The horrors of the Holocaust have also loomed large throughout Warren’s life. Growing up in Phoenix, he said, his late father, a veteran of World War II, would often recount his experiences witnessing firsthand the concentration camps in Germany and Poland. “He had pictures from Auschwitz and Buchenwald, and he would show us those pictures,” Warren told JI. “They just forever resonated in my mind and my heart and soul.”
“There were many nights that it troubled my spirits so much I couldn’t even sleep as a young boy,” he remembered.
Years later, he said, the lessons his father sought to impart have continued to guide him. “He spent a lot of time talking to me and my siblings about the Holocaust and for us to make sure we do our part in the world to never let these types of just horrific events ever happen again,” Warren said. “Whether it’s slavery, whether it’s the Holocaust, whether it’s the mistreatment of certain classes of people — just to stand up and protect those who need protecting, and to amplify not only our voice but our actions.”
“I just always want to make sure that I do everything I possibly can for anyone who has faced obstacles,” he told JI. “To make sure that I’m doing my part individually, my family’s doing our part, the companies where I work, that we’re doing our part to make sure that we identify all of these issues and make the world a better place for people and create equality.”
On an interpersonal level, Warren is both “fearlessly” and “fiercely inclusive,” said Adam Neuman, the chief of staff, strategy and operations and the deputy general counsel for the Big Ten.
Neuman, who is an Orthodox Jew, said the commissioner has always demonstrated an unusual level of sensitivity to his observance of Shabbat as well as kosher dietary laws, among other things.
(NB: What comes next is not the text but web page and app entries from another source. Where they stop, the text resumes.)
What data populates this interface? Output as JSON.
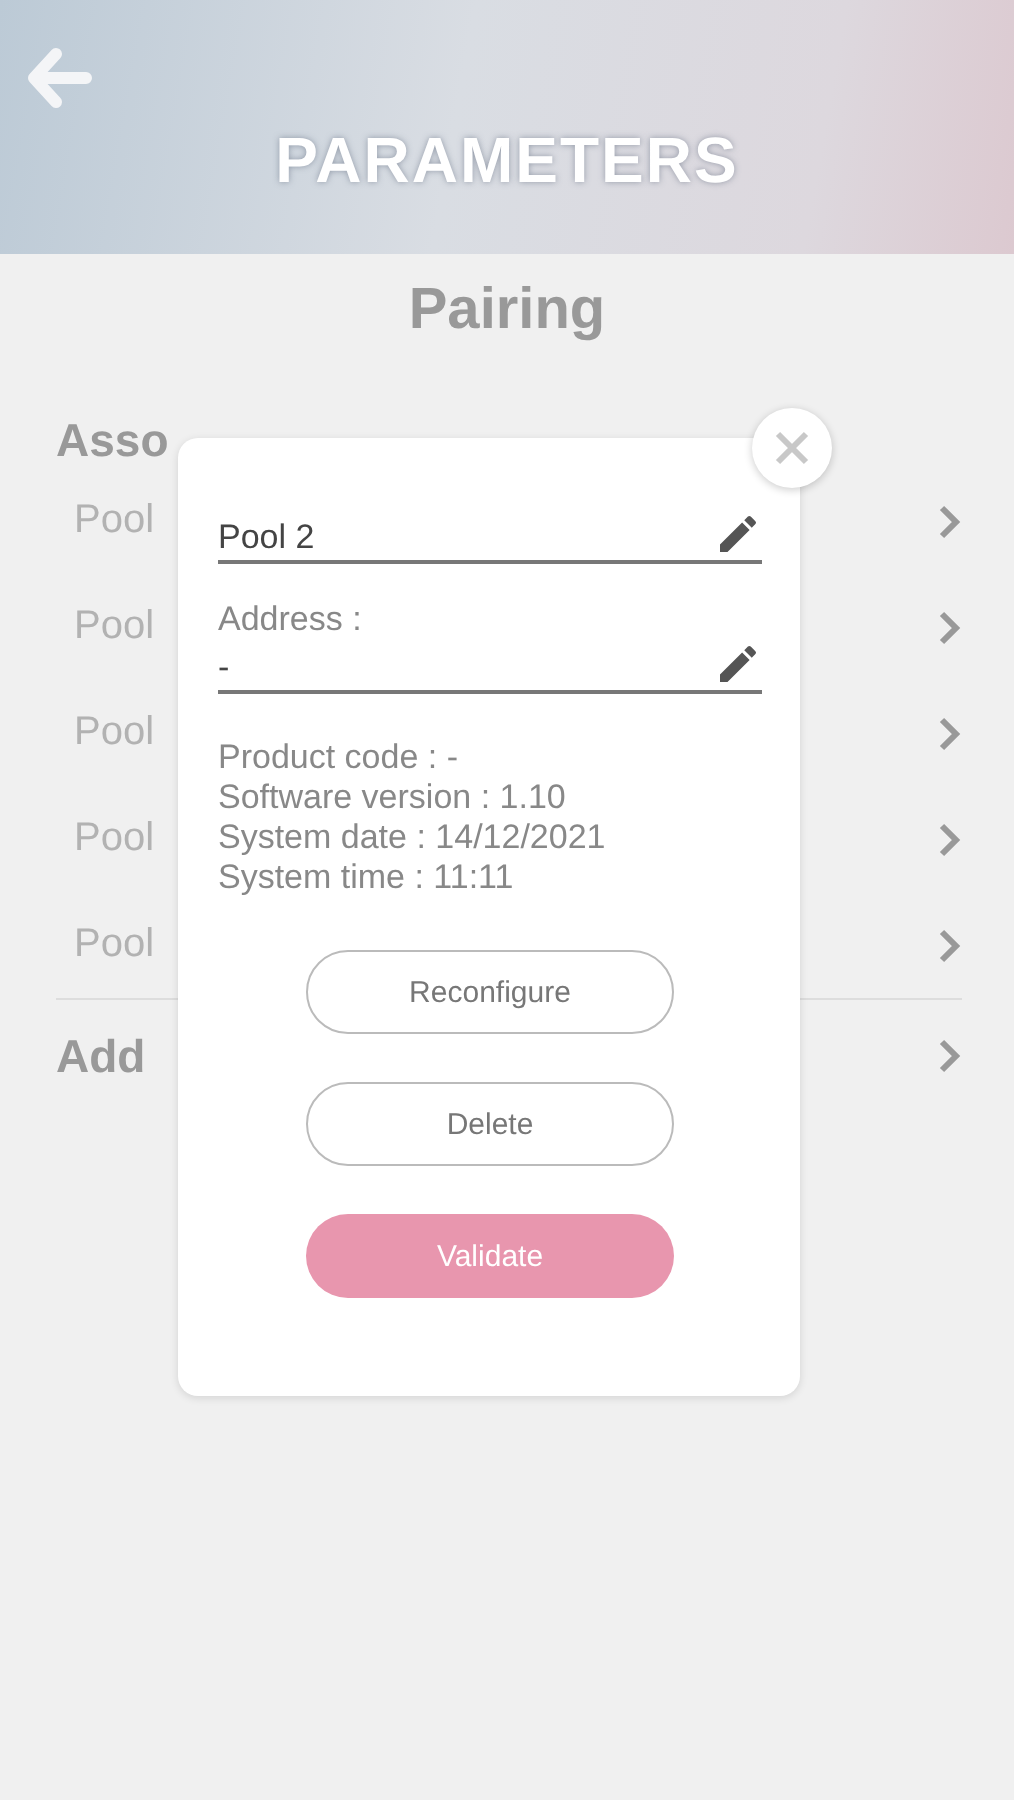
{
  "header": {
    "title": "PARAMETERS"
  },
  "page_title": "Pairing",
  "section_title": "Asso",
  "devices": [
    {
      "label": "Pool"
    },
    {
      "label": "Pool"
    },
    {
      "label": "Pool"
    },
    {
      "label": "Pool"
    },
    {
      "label": "Pool"
    }
  ],
  "add_item": {
    "label": "Add"
  },
  "dialog": {
    "name_field": {
      "value": "Pool 2"
    },
    "address_label": "Address :",
    "address_field": {
      "value": "-"
    },
    "info_lines": [
      "Product code : -",
      "Software version : 1.10",
      "System date : 14/12/2021",
      "System time : 11:11"
    ],
    "buttons": [
      {
        "label": "Reconfigure",
        "kind": "outline"
      },
      {
        "label": "Delete",
        "kind": "outline"
      },
      {
        "label": "Validate",
        "kind": "primary"
      }
    ]
  }
}
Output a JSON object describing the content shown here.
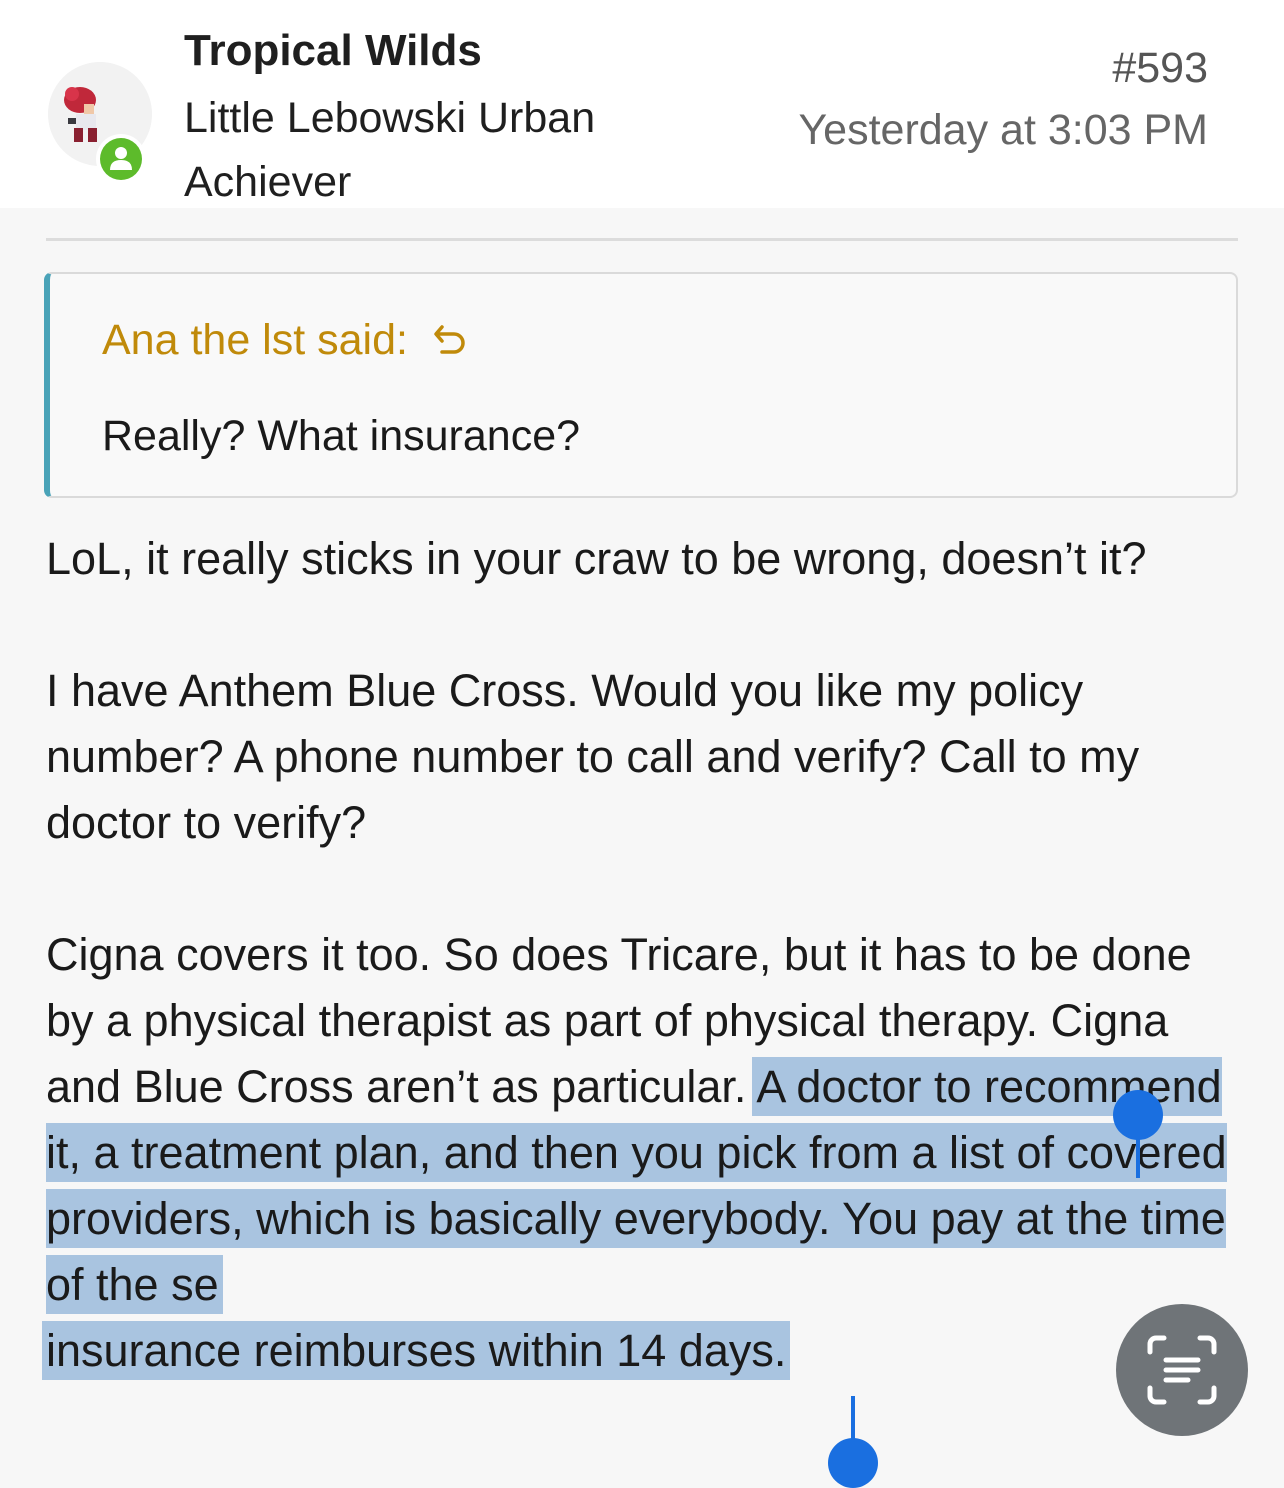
{
  "post": {
    "username": "Tropical Wilds",
    "user_title": "Little Lebowski Urban Achiever",
    "post_number": "#593",
    "timestamp": "Yesterday at 3:03 PM"
  },
  "quote": {
    "attribution": "Ana the lst said:",
    "text": "Really? What insurance?"
  },
  "body": {
    "p1": "LoL, it really sticks in your craw to be wrong, doesn’t it?",
    "p2": "I have Anthem Blue Cross. Would you like my policy number? A phone number to call and verify? Call to my doctor to verify?",
    "p3_plain": "Cigna covers it too. So does Tricare, but it has to be done by a physical therapist as part of physical therapy. Cigna and Blue Cross aren’t as particular. ",
    "p3_selected": "A doctor to recommend it, a treatment plan, and then you pick from a list of covered providers, which is basically everybody. You pay at the time of the se",
    "p3_selected_end": "insurance reimburses within 14 days."
  },
  "icons": {
    "jump": "reply-arrow-icon",
    "online": "online-status-icon",
    "live_text": "live-text-scan-icon"
  },
  "colors": {
    "online_badge": "#5dbb2b",
    "quote_attribution": "#c08a0a",
    "quote_border": "#4aa3b8",
    "selection": "#a9c4e0",
    "selection_handle": "#1a6fe0"
  }
}
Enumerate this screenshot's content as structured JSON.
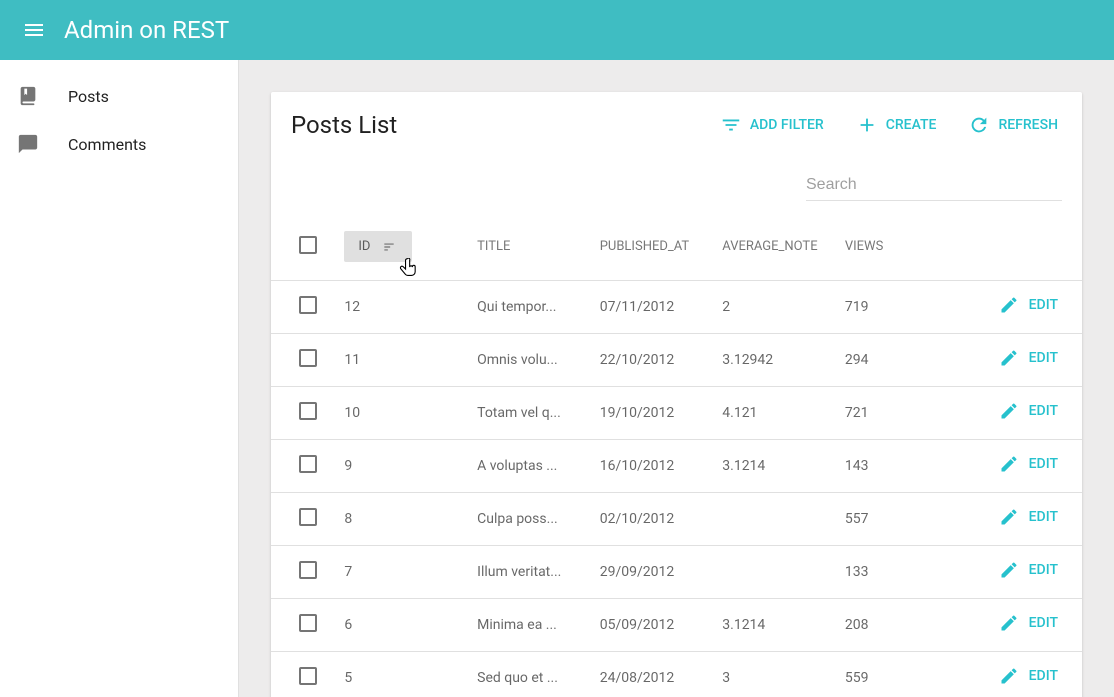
{
  "header": {
    "app_title": "Admin on REST"
  },
  "sidebar": {
    "items": [
      {
        "label": "Posts",
        "icon": "book"
      },
      {
        "label": "Comments",
        "icon": "message"
      }
    ]
  },
  "card": {
    "title": "Posts List",
    "actions": {
      "add_filter": "ADD FILTER",
      "create": "CREATE",
      "refresh": "REFRESH"
    }
  },
  "search": {
    "placeholder": "Search",
    "value": ""
  },
  "table": {
    "columns": {
      "id": "ID",
      "title": "TITLE",
      "published_at": "PUBLISHED_AT",
      "average_note": "AVERAGE_NOTE",
      "views": "VIEWS"
    },
    "sort": {
      "by": "id",
      "dir": "desc"
    },
    "edit_label": "EDIT",
    "rows": [
      {
        "id": "12",
        "title": "Qui tempor...",
        "published_at": "07/11/2012",
        "average_note": "2",
        "views": "719"
      },
      {
        "id": "11",
        "title": "Omnis volu...",
        "published_at": "22/10/2012",
        "average_note": "3.12942",
        "views": "294"
      },
      {
        "id": "10",
        "title": "Totam vel q...",
        "published_at": "19/10/2012",
        "average_note": "4.121",
        "views": "721"
      },
      {
        "id": "9",
        "title": "A voluptas ...",
        "published_at": "16/10/2012",
        "average_note": "3.1214",
        "views": "143"
      },
      {
        "id": "8",
        "title": "Culpa poss...",
        "published_at": "02/10/2012",
        "average_note": "",
        "views": "557"
      },
      {
        "id": "7",
        "title": "Illum veritat...",
        "published_at": "29/09/2012",
        "average_note": "",
        "views": "133"
      },
      {
        "id": "6",
        "title": "Minima ea ...",
        "published_at": "05/09/2012",
        "average_note": "3.1214",
        "views": "208"
      },
      {
        "id": "5",
        "title": "Sed quo et ...",
        "published_at": "24/08/2012",
        "average_note": "3",
        "views": "559"
      }
    ]
  },
  "colors": {
    "primary": "#3fbdc2",
    "accent": "#26c1cd"
  }
}
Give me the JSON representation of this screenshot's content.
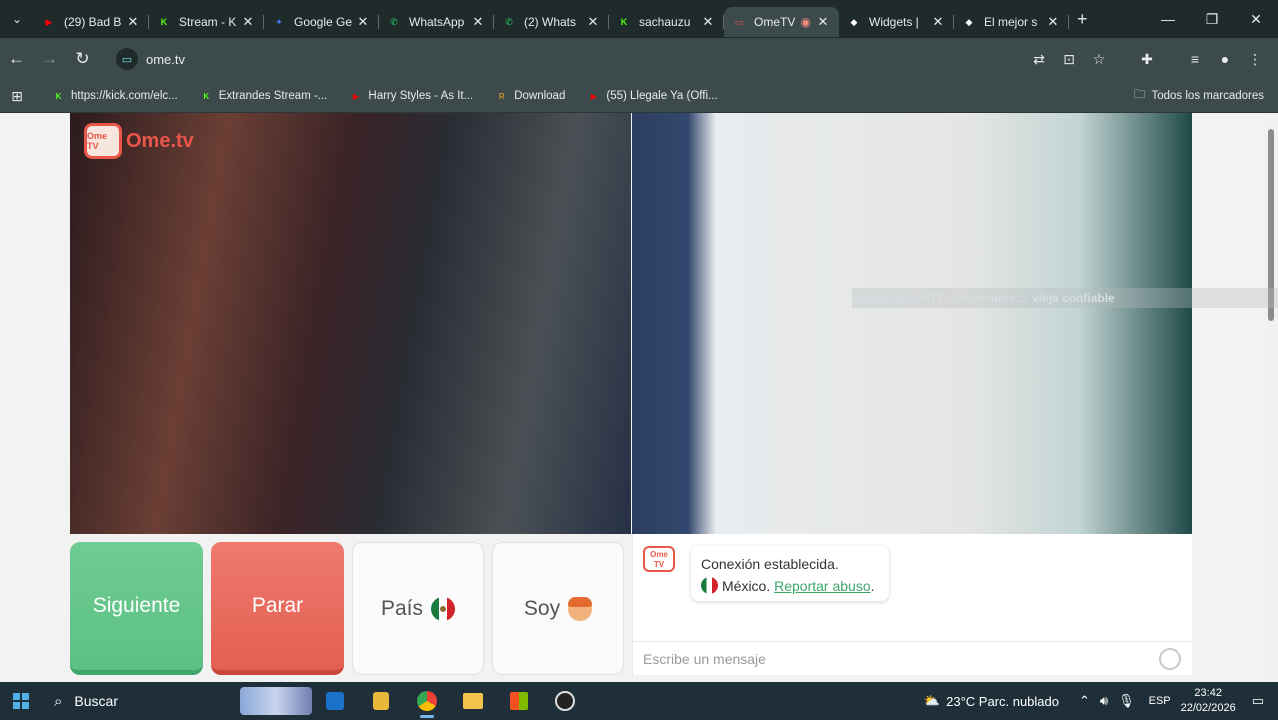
{
  "browser": {
    "tabs": [
      {
        "title": "(29) Bad B",
        "favicon_color": "#ff0000",
        "favicon_glyph": "▶"
      },
      {
        "title": "Stream - K",
        "favicon_color": "#53fc18",
        "favicon_glyph": "K"
      },
      {
        "title": "Google Ge",
        "favicon_color": "#4a7cf5",
        "favicon_glyph": "✦"
      },
      {
        "title": "WhatsApp",
        "favicon_color": "#25d366",
        "favicon_glyph": "✆"
      },
      {
        "title": "(2) Whats",
        "favicon_color": "#25d366",
        "favicon_glyph": "✆"
      },
      {
        "title": "sachauzu",
        "favicon_color": "#53fc18",
        "favicon_glyph": "K"
      },
      {
        "title": "OmeTV",
        "favicon_color": "#e8564a",
        "favicon_glyph": "▭",
        "active": true,
        "recording": true
      },
      {
        "title": "Widgets |",
        "favicon_color": "#ffffff",
        "favicon_glyph": "◆"
      },
      {
        "title": "El mejor s",
        "favicon_color": "#ffffff",
        "favicon_glyph": "◆"
      }
    ],
    "url": "ome.tv",
    "bookmarks": [
      {
        "label": "https://kick.com/elc...",
        "favicon_color": "#53fc18",
        "favicon_glyph": "K"
      },
      {
        "label": "Extrandes Stream -...",
        "favicon_color": "#53fc18",
        "favicon_glyph": "K"
      },
      {
        "label": "Harry Styles - As It...",
        "favicon_color": "#ff0000",
        "favicon_glyph": "▶"
      },
      {
        "label": "Download",
        "favicon_color": "#c98a2a",
        "favicon_glyph": "R"
      },
      {
        "label": "(55) Llegale Ya (Offi...",
        "favicon_color": "#ff0000",
        "favicon_glyph": "▶"
      }
    ],
    "all_bookmarks": "Todos los marcadores"
  },
  "ometv": {
    "logo_text": "Ome.tv",
    "logo_box": "Ome TV",
    "overlay_text": "DanielinaGodYT : !musculos ... vieja confiable",
    "buttons": {
      "next": "Siguiente",
      "stop": "Parar",
      "country": "País",
      "me": "Soy"
    },
    "chat": {
      "status": "Conexión establecida.",
      "country": "México.",
      "report": "Reportar abuso",
      "report_suffix": ".",
      "placeholder": "Escribe un mensaje"
    }
  },
  "taskbar": {
    "search_label": "Buscar",
    "weather": "23°C  Parc. nublado",
    "lang": "ESP",
    "time": "23:42",
    "date": "22/02/2026"
  }
}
He even keeps the Jewish holidays on his calendar. “We’ve had meaningful dialogue on Judaism and Jewish principles,” Neuman said. “For him to go out of his way to be so inclusive to others, I think, creates an incredible work life for employees,” he told JI. “I think that’s why you’ve seen so much business success.”
“With Adam, so many people told me — and I think told him — that he wouldn’t be able to work in college athletics because he observes the Sabbath from sundown on Friday to sundown on Saturday, and I think we’ve proven that wrong,” Warren said. “I just have great respect for every person that places their faith as a top priority and remains disciplined.”
Warren, a Christian who counts Emanuel Cleaver as one of his former pastors, describes himself as a man of faith. “My faith is very paramount to my existence,” he said, “and I really have made it a point so that we can build bridges between the Black community and the Jewish community.”
This summer, Warren led a group of student athletes and Big Ten staffers on a civil rights pilgrimage to Selma and Montgomery, Ala., in the first of a planned series of trips that are meant “to inspire a meaningful dialogue about racial, social, religious and cultural injustices in our nation,” he announced at the time. “Part of the collegiate educational experience not only occurs in the classroom” or “on the playing field,” he told JI. “It occurs in the community.”
“To be able to spend time in Montgomery, Alabama, was just a powerful educational experience,” Warren elaborated. “To walk across the Edmund Pettus Bridge and understand that he was a former Grand Dragon of the Ku Klux Klan and all the issues that people have faced — individuals from white to Black to Jewish to young people who came during that time of crisis in our country.”
As he comes upon his fourth year as commissioner, Warren said he is eager “to continually amplify and fortify” such initiatives at the helm of a historic and potentially far-reaching institution like the Big Ten, the oldest Division I athletic conference in the U.S.
His dedication is perhaps best encapsulated in another oft-used Yiddish term that he regards as especially aspirational. “Mensch is a powerful word to me,” he told JI. “I strive every day that people refer to me as a mensch.”